I then went to the library and got the First Canto of Srimad-Bhagavatam. I immediately appreciated Sukadeva Gosvami’s exposition on the Absolute Truth.

And so it was that, at age seventeen, during my final year in high school, I jumped on a plane to visit the Melbourne temple. I was impressed by the beautiful forms of Radha-Vallabha, the enthusiastic brahmacharis, the incredible prasadam. But I still bore the emotional residue of my Christian upbringing, and I ran out of the temple in tears, overwhelmed and uncertain.

Still, my attraction for Krishna grew, as from time to time I came across one of Srila Prabhupada’s books. My appreciation was that of an armchair admirer—it came from the head and not the heart.

That began to change when I met Puri Dasa, who held a Sunday Feast in his tiny flat. His warmth and compassion, and his desire to spread Krishna consciousness, touched me. (He passed away several years later in a car accident while traveling to distribute Srila Prabhupada’s books.)

Drawn to the Monastery

But I still wasn’t quite ready to commit to Krishna consciousness. In 1982, after my mother’s death, I entered an Anglican Benedictine monastery. My life in some ways mirrored brahmachari life—rising at 3.30 A.M., prayer, meditation, study.

I spent over a year there before returning to Tasmania to enter the university, where I met Hare Krishna devotees running a cooking club. I learned there was now a temple in Hobart. I became a regular at the Sunday Feast and enjoyed the classes by the temple president, Brihaspati Dasa. Alas, this temple was to close in 1984, leaving me without devotees.

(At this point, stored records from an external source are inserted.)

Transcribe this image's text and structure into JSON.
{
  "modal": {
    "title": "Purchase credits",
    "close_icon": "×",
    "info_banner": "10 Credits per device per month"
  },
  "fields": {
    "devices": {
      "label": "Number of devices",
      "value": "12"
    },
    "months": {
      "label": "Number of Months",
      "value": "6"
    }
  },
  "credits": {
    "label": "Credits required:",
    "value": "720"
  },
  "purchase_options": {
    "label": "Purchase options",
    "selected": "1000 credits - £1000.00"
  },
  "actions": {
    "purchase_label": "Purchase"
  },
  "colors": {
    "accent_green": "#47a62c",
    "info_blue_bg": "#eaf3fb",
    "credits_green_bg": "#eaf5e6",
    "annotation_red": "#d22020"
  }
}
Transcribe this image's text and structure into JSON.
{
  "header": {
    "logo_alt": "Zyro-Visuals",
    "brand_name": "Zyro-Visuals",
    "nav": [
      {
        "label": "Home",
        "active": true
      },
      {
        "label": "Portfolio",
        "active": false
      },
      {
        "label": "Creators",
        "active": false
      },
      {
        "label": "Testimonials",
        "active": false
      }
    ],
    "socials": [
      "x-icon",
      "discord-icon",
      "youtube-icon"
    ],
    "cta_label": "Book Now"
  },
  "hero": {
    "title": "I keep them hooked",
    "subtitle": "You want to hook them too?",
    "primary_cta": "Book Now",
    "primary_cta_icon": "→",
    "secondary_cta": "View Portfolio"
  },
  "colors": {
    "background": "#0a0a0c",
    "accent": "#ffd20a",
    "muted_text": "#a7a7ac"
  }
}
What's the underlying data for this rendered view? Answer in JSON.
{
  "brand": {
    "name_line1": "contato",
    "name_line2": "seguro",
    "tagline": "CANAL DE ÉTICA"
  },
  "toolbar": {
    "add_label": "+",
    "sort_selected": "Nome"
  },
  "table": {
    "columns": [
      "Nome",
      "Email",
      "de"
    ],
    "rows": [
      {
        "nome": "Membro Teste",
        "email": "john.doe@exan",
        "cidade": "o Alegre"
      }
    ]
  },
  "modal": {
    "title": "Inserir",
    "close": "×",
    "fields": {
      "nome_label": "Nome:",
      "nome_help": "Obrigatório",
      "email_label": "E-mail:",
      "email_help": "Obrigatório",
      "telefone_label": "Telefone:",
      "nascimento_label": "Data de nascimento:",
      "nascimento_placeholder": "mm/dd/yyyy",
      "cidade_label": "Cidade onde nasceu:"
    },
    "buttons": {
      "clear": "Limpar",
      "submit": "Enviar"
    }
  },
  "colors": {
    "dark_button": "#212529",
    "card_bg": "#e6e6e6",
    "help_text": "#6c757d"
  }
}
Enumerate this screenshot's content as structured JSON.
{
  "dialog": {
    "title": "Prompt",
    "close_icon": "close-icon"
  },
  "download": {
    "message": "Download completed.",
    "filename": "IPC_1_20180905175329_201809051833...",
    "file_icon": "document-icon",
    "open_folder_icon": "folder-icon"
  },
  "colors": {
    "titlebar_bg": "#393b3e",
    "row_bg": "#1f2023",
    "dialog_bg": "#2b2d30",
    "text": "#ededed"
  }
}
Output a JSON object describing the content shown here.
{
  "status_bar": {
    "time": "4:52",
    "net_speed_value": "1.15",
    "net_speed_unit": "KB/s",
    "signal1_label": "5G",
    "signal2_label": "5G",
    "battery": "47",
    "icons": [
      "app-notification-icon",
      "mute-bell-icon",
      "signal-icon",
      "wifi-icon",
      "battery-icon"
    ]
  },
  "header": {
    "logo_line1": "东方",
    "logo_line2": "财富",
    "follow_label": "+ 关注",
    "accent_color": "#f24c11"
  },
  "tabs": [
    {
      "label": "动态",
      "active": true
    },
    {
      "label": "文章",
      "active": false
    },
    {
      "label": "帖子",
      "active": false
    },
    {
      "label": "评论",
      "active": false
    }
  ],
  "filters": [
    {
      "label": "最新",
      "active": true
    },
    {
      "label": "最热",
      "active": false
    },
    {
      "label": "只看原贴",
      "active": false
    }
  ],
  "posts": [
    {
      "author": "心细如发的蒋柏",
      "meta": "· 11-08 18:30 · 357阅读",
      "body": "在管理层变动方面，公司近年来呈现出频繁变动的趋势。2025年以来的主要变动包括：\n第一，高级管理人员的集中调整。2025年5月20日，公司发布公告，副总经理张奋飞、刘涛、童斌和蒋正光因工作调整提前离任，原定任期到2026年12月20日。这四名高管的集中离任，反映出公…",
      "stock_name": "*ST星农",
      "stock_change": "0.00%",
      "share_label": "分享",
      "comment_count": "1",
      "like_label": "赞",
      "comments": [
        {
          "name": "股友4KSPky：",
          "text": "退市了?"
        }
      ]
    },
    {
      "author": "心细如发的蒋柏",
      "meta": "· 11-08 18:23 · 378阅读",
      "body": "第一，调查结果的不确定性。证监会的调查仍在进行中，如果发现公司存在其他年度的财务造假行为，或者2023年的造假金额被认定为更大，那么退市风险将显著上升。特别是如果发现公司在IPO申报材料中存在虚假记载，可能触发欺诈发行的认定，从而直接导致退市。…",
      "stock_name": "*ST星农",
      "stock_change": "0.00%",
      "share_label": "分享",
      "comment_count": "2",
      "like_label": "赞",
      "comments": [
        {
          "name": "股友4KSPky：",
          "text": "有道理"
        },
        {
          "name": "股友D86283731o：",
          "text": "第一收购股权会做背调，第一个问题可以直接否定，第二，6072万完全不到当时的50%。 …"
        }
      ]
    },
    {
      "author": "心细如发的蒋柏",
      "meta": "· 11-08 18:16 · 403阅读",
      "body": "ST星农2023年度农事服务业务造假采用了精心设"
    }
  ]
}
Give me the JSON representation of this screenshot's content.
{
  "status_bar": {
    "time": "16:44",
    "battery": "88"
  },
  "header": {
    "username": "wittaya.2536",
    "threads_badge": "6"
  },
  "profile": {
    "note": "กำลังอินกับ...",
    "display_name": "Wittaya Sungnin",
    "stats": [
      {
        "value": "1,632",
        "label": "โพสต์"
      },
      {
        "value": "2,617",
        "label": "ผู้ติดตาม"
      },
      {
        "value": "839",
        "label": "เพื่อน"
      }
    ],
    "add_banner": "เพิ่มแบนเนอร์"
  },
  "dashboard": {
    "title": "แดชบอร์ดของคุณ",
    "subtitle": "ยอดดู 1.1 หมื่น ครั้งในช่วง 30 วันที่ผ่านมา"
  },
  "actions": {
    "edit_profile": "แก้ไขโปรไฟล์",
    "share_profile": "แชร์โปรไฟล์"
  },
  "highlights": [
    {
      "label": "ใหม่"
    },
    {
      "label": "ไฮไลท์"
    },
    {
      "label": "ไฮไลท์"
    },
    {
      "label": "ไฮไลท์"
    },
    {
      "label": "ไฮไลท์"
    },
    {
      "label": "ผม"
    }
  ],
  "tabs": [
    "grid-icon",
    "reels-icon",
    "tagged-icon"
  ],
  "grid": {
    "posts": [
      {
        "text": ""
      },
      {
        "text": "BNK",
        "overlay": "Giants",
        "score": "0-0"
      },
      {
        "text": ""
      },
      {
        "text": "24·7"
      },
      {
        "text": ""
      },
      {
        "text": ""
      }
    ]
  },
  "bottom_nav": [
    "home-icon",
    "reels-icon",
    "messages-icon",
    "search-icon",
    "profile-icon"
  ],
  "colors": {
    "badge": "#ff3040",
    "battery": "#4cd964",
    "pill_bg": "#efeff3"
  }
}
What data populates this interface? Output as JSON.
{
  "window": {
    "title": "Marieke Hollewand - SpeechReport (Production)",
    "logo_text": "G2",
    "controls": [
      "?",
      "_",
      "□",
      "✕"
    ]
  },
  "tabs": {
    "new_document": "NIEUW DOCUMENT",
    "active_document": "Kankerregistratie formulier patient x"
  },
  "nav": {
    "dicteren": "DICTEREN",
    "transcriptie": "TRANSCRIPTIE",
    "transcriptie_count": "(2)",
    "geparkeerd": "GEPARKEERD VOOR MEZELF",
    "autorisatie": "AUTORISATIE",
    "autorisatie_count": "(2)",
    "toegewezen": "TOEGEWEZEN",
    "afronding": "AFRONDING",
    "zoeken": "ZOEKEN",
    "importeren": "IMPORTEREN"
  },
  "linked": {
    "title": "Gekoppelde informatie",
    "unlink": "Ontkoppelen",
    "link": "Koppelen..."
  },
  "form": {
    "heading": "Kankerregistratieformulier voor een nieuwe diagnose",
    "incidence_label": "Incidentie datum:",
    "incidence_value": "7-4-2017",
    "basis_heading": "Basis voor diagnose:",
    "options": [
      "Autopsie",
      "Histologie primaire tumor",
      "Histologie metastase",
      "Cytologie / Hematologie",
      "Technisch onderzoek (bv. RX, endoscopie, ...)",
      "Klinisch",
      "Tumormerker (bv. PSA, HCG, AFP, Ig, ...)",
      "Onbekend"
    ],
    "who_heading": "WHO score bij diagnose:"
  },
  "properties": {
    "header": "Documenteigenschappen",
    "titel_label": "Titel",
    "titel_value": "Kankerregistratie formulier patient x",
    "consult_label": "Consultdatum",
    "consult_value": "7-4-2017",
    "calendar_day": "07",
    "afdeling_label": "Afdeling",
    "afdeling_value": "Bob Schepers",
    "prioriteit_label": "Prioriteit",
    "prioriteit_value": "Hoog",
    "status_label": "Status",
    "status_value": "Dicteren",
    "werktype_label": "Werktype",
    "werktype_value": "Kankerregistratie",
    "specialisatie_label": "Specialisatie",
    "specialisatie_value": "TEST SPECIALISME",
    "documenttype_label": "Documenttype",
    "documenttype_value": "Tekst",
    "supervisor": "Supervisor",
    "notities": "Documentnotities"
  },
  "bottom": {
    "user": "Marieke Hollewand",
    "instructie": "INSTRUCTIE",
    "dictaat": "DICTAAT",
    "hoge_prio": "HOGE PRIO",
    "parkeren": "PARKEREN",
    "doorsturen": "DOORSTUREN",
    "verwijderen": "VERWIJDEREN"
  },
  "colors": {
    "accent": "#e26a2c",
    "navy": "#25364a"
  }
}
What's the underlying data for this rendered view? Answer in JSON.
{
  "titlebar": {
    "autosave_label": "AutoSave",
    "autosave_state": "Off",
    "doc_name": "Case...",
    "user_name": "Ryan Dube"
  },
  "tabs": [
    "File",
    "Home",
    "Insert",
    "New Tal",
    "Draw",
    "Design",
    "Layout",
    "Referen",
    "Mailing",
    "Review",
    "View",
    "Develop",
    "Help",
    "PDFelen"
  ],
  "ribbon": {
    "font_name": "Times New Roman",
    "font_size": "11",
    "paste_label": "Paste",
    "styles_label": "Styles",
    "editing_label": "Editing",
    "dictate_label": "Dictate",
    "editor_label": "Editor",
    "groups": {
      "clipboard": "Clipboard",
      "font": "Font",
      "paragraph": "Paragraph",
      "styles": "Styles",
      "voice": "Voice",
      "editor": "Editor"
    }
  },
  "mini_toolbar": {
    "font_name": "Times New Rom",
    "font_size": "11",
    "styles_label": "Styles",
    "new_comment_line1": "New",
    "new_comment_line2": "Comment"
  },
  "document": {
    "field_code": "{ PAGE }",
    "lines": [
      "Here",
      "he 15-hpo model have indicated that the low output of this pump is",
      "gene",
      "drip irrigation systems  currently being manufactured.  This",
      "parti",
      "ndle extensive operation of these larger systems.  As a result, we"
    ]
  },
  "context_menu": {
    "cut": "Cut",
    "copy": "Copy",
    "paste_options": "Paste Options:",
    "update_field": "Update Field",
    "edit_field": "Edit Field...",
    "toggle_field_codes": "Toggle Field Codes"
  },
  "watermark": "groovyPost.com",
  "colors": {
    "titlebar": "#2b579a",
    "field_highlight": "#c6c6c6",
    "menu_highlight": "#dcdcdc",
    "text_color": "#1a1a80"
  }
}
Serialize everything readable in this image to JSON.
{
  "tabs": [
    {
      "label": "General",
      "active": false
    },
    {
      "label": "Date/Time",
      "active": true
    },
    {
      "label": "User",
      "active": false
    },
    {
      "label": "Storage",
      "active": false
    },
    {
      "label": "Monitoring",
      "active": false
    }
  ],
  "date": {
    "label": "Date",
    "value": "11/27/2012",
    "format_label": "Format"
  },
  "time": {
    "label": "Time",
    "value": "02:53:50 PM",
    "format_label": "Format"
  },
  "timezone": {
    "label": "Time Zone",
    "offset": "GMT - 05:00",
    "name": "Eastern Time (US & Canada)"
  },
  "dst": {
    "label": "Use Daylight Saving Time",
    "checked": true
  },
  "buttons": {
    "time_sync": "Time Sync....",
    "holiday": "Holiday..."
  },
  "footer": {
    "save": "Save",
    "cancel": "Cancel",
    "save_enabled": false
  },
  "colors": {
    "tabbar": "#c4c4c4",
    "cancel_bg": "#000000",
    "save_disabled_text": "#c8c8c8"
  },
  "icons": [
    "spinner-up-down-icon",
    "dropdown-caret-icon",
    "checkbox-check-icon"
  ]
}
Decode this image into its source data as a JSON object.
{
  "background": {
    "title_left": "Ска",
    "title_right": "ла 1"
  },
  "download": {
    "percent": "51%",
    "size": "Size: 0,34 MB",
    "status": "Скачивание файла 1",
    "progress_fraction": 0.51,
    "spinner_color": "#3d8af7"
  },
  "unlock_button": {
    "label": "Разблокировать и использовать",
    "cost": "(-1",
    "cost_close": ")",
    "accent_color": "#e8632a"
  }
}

I gravitated back to the Christian path for the next ten years, until in 1996 my wife and I went to western Australia on vacation. One day we ran into devotees handing out flyers for their Perth center, and along we went. I learned that some devotee families had moved to Tasmania, and so I went and took lunch with them on my return.

Finally, with my own japa beads, I took to regularly chanting the holy name and attending mangala-arati at the seaside home of one family. My Krishna consciousness was finally taking off. I attribute my desire to serve the Lord at this point to the mercy of those devotees, whose love, instruction, wonderful prasadam, and clearly evident love of Prabhupada affected my whole being.

Gradually my chanting and other spiritual practices increased, and I tried more seriously to connect to Srila Prabhupada’s instructions. My desire to share this wonderful knowledge grew, and I took part with other devotees in presenting Krishna conscious programs in public halls and people’s homes. While my wife could not embrace Krishna consciousness at this point, she became a vegetarian and supported me in my spiritual journey.

In 2000 we visited Vrindavana-dhama. I was mesmerized by the living fidelity to the Vedic tradition. I saw babajis (renunciants) embracing trees that Krishna had walked by. At ISKCON’s Krishna-Balarama Mandir, I saw the emotion of hundreds of people at 4:00 A.M. as they waited to see the most beautiful deities in the world. I knew that I had come home—to the house that Prabhupada had built.

I received spiritual initiation at Bhaktivedanta Manor in 2000 and entered a new family of Godbrothers and Godsisters. I met devotees whose serious pursuit of sanctity was self-evident.

After two years of cooking for Radha-Gopinatha at ISKCON Sydney and enjoying that vibrant community, I came home to Tasmania.

Now with a daughter, Lila Tulasi, I see that the next chapter in my Krishna consciousness is unfolding. I aspire to see a community of devotees grow in Tasmania and to re-open the temple that closed twenty years ago.